[Web page and app entries]
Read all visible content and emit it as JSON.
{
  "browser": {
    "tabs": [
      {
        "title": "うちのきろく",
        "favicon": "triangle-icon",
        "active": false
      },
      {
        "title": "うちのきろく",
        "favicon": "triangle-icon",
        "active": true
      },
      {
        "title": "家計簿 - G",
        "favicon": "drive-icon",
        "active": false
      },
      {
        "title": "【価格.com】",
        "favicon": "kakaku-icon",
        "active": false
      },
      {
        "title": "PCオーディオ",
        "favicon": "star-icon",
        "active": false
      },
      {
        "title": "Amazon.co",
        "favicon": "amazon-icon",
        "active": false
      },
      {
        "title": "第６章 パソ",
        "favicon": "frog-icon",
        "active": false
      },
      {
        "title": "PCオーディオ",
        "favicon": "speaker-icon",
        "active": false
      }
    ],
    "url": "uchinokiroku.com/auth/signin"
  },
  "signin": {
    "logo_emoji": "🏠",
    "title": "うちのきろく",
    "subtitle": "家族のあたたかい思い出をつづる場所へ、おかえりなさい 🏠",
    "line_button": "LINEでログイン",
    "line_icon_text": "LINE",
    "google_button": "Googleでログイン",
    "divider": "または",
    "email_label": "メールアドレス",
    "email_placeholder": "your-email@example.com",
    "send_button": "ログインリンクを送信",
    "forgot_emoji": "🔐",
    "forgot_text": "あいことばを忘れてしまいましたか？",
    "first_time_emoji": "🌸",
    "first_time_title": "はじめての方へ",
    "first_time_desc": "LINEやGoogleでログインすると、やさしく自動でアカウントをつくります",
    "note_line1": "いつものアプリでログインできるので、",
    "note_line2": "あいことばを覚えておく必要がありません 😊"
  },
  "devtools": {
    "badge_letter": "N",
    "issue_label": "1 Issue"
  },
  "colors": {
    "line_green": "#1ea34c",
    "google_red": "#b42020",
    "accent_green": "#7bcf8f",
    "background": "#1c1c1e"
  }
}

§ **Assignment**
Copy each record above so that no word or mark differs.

§ **Completed exercise**
Read all visible content and emit it as JSON.
{
  "browser": {
    "tabs": [
      {
        "title": "うちのきろく",
        "favicon": "triangle-icon",
        "active": false
      },
      {
        "title": "うちのきろく",
        "favicon": "triangle-icon",
        "active": true
      },
      {
        "title": "家計簿 - G",
        "favicon": "drive-icon",
        "active": false
      },
      {
        "title": "【価格.com】",
        "favicon": "kakaku-icon",
        "active": false
      },
      {
        "title": "PCオーディオ",
        "favicon": "star-icon",
        "active": false
      },
      {
        "title": "Amazon.co",
        "favicon": "amazon-icon",
        "active": false
      },
      {
        "title": "第６章 パソ",
        "favicon": "frog-icon",
        "active": false
      },
      {
        "title": "PCオーディオ",
        "favicon": "speaker-icon",
        "active": false
      }
    ],
    "url": "uchinokiroku.com/auth/signin"
  },
  "signin": {
    "logo_emoji": "🏠",
    "title": "うちのきろく",
    "subtitle": "家族のあたたかい思い出をつづる場所へ、おかえりなさい 🏠",
    "line_button": "LINEでログイン",
    "line_icon_text": "LINE",
    "google_button": "Googleでログイン",
    "divider": "または",
    "email_label": "メールアドレス",
    "email_placeholder": "your-email@example.com",
    "send_button": "ログインリンクを送信",
    "forgot_emoji": "🔐",
    "forgot_text": "あいことばを忘れてしまいましたか？",
    "first_time_emoji": "🌸",
    "first_time_title": "はじめての方へ",
    "first_time_desc": "LINEやGoogleでログインすると、やさしく自動でアカウントをつくります",
    "note_line1": "いつものアプリでログインできるので、",
    "note_line2": "あいことばを覚えておく必要がありません 😊"
  },
  "devtools": {
    "badge_letter": "N",
    "issue_label": "1 Issue"
  },
  "colors": {
    "line_green": "#1ea34c",
    "google_red": "#b42020",
    "accent_green": "#7bcf8f",
    "background": "#1c1c1e"
  }
}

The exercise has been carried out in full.